  • Saturday: Personal requests – speak to God about your spiritual, physical, emotional and other needs…
  • Sunday: reading and contemplation of the “why” prayers which appear in the Bible. We find many of these prayers in Psalms, for example, Psalms 44:24 “Why do you hide your face and forget our misery and oppression?”; Psalms 74 1, 11 “O God, why have you rejected us forever?”, “Why do you hold back your hand, your right hand?”. When we are confronted with incomprehensible situations which are difficult to accept, we can share our doubts, disagreements and grievances with God in prayer. It can do us good and comfort us.

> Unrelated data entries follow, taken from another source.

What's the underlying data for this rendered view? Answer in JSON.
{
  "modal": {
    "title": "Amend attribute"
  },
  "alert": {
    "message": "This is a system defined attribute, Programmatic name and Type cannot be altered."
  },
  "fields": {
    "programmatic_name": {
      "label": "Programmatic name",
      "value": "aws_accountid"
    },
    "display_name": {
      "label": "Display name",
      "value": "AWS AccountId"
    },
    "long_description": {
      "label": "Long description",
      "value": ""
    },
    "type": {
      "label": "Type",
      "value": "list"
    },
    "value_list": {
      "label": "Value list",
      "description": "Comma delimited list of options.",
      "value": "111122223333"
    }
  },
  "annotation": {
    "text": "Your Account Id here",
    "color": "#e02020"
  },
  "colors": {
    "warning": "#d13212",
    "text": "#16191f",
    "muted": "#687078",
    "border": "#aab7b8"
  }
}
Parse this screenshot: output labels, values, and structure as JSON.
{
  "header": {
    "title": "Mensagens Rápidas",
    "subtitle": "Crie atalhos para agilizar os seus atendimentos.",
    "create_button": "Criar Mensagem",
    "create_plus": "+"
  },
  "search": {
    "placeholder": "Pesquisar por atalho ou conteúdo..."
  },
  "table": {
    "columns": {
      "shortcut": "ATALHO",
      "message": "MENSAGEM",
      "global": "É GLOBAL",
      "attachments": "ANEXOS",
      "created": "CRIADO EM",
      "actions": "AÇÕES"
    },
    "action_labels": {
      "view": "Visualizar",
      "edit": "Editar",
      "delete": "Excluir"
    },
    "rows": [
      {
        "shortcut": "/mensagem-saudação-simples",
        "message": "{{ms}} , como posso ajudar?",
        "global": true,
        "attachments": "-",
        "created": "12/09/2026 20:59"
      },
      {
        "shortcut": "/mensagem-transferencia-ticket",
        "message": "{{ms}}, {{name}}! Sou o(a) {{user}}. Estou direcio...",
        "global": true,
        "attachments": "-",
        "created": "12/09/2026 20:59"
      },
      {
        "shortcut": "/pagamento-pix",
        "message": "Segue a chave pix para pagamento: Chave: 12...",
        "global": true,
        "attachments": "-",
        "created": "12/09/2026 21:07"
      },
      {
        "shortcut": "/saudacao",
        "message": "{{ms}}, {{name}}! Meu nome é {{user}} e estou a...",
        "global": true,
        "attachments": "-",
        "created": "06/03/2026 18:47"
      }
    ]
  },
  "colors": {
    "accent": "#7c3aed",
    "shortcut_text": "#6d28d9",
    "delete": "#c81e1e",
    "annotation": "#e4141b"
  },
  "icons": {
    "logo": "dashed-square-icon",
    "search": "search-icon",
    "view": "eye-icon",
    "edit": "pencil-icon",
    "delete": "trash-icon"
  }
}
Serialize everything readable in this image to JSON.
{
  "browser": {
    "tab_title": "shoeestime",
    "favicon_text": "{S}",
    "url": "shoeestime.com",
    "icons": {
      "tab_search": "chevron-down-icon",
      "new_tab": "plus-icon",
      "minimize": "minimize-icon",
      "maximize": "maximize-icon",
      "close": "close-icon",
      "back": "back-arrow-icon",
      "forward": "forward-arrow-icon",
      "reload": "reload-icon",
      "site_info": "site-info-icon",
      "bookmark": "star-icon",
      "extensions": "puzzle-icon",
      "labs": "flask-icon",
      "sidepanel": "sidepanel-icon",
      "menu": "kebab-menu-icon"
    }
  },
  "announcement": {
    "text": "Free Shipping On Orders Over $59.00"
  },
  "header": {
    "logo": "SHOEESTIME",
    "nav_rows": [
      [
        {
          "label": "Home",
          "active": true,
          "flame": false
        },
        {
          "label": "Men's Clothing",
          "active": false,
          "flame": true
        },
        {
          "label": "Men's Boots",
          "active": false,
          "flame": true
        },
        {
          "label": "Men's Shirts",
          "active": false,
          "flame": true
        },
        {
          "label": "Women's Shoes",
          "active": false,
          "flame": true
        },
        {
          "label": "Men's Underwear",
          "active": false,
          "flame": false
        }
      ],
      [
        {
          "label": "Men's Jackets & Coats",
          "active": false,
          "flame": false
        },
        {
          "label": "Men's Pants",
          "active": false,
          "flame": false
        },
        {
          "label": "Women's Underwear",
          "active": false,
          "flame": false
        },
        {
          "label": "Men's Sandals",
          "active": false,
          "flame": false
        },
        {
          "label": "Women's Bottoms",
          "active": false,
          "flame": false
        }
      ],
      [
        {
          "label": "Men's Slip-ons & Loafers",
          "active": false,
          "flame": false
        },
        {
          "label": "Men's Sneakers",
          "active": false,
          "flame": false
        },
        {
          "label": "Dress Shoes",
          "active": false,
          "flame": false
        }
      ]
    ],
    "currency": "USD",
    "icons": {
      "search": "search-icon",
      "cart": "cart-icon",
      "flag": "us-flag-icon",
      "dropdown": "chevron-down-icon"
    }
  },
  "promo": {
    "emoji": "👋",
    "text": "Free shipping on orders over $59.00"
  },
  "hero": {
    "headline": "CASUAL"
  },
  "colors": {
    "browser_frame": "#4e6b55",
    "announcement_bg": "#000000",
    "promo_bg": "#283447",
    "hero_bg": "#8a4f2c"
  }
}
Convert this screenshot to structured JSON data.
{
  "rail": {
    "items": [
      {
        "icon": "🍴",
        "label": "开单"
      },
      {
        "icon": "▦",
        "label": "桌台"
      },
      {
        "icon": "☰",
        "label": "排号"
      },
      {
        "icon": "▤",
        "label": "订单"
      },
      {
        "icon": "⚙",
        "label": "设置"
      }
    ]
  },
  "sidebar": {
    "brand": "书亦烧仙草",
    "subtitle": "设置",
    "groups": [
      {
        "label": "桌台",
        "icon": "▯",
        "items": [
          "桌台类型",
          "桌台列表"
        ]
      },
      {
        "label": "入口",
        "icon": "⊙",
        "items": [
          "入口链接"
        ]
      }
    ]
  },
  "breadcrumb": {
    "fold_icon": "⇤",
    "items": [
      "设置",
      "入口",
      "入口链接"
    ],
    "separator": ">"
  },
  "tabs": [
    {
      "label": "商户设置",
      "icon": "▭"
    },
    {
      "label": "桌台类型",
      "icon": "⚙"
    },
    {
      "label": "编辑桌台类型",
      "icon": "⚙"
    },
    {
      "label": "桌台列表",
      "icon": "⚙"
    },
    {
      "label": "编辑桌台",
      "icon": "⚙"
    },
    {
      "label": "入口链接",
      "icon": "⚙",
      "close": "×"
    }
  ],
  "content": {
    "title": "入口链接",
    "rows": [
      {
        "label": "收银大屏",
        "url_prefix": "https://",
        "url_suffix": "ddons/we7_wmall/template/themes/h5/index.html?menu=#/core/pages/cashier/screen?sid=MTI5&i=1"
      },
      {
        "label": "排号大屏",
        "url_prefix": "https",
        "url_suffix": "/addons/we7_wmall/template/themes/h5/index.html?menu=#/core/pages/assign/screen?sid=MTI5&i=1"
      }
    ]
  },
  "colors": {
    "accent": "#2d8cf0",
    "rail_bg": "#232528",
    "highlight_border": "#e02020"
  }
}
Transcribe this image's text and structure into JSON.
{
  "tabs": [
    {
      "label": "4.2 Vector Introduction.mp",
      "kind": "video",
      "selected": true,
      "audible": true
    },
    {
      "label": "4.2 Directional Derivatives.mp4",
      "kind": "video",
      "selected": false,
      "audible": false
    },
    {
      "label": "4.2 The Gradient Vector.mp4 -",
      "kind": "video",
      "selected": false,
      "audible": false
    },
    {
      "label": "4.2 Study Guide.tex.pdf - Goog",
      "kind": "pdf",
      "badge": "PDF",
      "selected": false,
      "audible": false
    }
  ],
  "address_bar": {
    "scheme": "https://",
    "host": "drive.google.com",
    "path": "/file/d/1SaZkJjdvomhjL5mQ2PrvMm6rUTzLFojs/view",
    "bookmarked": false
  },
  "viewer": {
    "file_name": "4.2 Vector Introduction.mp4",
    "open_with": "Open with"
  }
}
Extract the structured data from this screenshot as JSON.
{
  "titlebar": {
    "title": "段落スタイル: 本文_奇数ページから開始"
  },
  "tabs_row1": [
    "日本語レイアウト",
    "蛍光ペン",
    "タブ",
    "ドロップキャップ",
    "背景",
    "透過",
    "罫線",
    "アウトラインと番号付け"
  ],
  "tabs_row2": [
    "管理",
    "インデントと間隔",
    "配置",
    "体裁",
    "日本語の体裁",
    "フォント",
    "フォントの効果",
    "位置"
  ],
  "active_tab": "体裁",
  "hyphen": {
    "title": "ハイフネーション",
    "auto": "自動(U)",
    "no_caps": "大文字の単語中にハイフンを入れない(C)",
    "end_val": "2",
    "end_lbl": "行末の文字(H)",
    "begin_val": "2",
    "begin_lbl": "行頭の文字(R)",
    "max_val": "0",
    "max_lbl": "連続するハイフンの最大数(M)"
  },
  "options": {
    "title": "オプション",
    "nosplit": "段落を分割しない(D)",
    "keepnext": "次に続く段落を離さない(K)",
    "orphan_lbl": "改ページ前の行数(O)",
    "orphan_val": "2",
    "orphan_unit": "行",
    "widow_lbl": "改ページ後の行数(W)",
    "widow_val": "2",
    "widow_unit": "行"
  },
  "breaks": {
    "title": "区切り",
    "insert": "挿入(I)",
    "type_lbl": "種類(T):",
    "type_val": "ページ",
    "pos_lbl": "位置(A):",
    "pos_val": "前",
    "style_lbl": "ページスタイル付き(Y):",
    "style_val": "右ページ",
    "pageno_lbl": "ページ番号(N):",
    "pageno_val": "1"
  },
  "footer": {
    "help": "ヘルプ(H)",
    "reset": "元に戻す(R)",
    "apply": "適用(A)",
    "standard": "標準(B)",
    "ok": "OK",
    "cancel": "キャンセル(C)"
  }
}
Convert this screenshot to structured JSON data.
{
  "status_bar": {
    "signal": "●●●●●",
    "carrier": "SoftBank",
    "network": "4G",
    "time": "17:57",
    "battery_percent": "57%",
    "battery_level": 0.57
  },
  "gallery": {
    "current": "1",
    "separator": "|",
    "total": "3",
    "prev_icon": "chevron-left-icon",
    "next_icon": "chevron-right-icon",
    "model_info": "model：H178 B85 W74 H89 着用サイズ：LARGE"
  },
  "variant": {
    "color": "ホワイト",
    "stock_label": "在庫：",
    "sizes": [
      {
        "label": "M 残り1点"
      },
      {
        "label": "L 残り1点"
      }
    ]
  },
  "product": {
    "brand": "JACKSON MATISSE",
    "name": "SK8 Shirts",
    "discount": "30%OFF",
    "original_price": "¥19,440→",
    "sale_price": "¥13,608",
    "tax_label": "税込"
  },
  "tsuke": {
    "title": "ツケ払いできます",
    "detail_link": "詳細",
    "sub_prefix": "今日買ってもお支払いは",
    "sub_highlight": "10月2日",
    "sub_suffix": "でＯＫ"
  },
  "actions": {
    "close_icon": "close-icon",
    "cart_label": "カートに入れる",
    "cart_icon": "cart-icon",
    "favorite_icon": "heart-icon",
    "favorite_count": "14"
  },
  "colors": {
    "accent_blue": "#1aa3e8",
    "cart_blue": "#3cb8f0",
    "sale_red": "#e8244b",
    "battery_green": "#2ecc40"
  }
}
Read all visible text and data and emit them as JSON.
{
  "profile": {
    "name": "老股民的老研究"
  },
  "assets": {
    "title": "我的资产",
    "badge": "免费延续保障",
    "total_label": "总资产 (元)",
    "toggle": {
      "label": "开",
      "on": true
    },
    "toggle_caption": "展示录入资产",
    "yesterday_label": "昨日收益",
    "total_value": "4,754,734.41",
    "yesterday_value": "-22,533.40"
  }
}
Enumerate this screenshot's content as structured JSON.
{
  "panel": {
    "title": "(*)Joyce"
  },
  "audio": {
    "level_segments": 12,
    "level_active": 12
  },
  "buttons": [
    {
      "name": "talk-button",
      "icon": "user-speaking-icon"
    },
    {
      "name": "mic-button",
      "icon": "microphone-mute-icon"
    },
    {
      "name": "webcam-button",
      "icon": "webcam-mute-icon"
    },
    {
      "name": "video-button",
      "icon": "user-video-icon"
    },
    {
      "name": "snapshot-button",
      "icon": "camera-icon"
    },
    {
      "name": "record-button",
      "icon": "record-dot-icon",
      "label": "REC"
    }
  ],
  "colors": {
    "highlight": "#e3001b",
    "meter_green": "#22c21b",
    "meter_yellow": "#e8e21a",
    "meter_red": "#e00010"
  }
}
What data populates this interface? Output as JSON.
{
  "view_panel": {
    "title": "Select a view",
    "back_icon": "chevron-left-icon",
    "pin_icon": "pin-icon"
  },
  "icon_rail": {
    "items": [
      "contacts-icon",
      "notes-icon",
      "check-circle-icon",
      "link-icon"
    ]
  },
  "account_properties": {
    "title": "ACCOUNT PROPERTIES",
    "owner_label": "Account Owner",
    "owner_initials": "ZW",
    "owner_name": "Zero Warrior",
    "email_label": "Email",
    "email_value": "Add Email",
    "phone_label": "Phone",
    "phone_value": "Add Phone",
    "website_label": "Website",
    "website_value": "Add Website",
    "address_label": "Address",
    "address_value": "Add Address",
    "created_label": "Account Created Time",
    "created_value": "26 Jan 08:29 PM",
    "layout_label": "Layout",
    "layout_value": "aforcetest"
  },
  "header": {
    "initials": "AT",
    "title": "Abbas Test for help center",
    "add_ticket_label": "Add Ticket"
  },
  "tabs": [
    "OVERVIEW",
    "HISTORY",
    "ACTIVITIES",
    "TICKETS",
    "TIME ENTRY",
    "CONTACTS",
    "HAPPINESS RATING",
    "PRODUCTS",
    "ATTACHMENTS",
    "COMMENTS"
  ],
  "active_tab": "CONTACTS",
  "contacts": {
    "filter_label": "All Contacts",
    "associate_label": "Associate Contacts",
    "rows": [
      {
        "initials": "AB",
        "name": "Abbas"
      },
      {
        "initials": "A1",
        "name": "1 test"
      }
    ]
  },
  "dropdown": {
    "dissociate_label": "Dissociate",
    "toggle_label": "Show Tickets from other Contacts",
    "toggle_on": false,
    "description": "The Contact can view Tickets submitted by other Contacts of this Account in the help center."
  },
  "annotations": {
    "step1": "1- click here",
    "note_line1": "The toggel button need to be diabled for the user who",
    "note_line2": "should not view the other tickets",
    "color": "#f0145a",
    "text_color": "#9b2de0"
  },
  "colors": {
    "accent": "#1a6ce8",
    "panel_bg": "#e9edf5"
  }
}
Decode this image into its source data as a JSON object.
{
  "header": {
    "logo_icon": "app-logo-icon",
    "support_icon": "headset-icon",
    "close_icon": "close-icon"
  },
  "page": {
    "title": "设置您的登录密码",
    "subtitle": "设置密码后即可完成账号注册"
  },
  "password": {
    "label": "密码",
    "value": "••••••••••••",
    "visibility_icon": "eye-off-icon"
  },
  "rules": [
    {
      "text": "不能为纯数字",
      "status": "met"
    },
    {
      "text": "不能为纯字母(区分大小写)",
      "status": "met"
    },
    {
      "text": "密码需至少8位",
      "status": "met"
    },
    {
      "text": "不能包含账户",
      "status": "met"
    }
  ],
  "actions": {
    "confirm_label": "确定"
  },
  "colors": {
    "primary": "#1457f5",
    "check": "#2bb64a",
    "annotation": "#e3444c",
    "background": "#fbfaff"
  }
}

4. I don’t have the time

I am so busy with work, home, family, the Church, exams, hobbies, emails and personal projects etc.

Small suggestion: It isn’t difficult to find 3-5 minutes to pray every day. Choose a moment when you are feeling good, fresh and alert; not at the end of a tiring day when you are exhausted and irritated. Martin Luther said: “I have so much to do that I shall spend the first three hours in prayer.”

5. I’m in “spiritual fog”

Sometimes, when I start to pray, I sense an opposition, a wall, discouragement etc. which makes praying difficult.

Small suggestion: this is normal! We are in a spiritual combat against demonic powers (Ephesians 6.12) who don’t like prayer. The forces would like to stop us from praying. When we pray we need to use all of God’s armour (reread Ephesians 6:10-18) to protect ourselves and be on the offensive. John, in his epistle (1 John 4:4), reminds us that “the one who is in you (the Holy Spirit) is greater than the one who is in the world (the devil)”. On the cross, Jesus vanquished death, sin and the devil. Thanks to his work on the cross, we can proclaim victory in his name.

Behind the name of Jesus is his work and behind his work is his power and authority. I encourage you, at the start of your prayer time, to read aloud a Bible passage which speaks about Jesus’ victory (for example Colossians 2:14-14). Then thank God for this victory. Cite the names of Jesus in your prayer – I found 150 names for Jesus in the Bible: the Lamb of God, Jesus the good shepherd, Jesus is the Way, Jesus is the source of our deliverance, Jesus is our hope, Jesus is our strength, etc. Notice that Jesus asked his disciples to preach in his name, to baptise in his name, to chase demons in his name and to pray in his name.  Let’s use the name of Jesus in our prayers.

6. I haven’t had an answer to my prayers

I brought up issues close to my heart in prayer and haven’t had an answer.

Small suggestion: God never makes mistakes. Receiving no response may mean “no” or “wait”. “No… because you have been disobedient”, “No… because I have something better for you”, “No… because that isn’t part of my plan”… I found thirteen reasons for why God remains silent. I won’t reveal them here. You can look for them yourself!  For now, I’ll let you reflect. I would be interested in hearing your ideas on the subject!  Why not drop me a note to seminaires.prieres@gmail.com ?

7. I always pray for the same people

It is good to persevere in prayer for people whom you care deeply about. But it is also a good idea to expand your horizons, open a window on the world.

Small suggestion: buy a map of the world or an atlas, open it and ask God to put a country, region or unreached people who require intercession in your heart. Learn about missionary organisations which work in that country, contact a missionary on the ground, and ask for precise information so you can pray with discernment. You could also ask for a list of people at your church and pray for a different person each day.

Why not join the prayer meeting at your church and intercede with others. Between the ages of 18 and 21, I prayed for France with a group of young Scots… and God called me to serve in France for the rest of my life! Prayer really is a great adventure!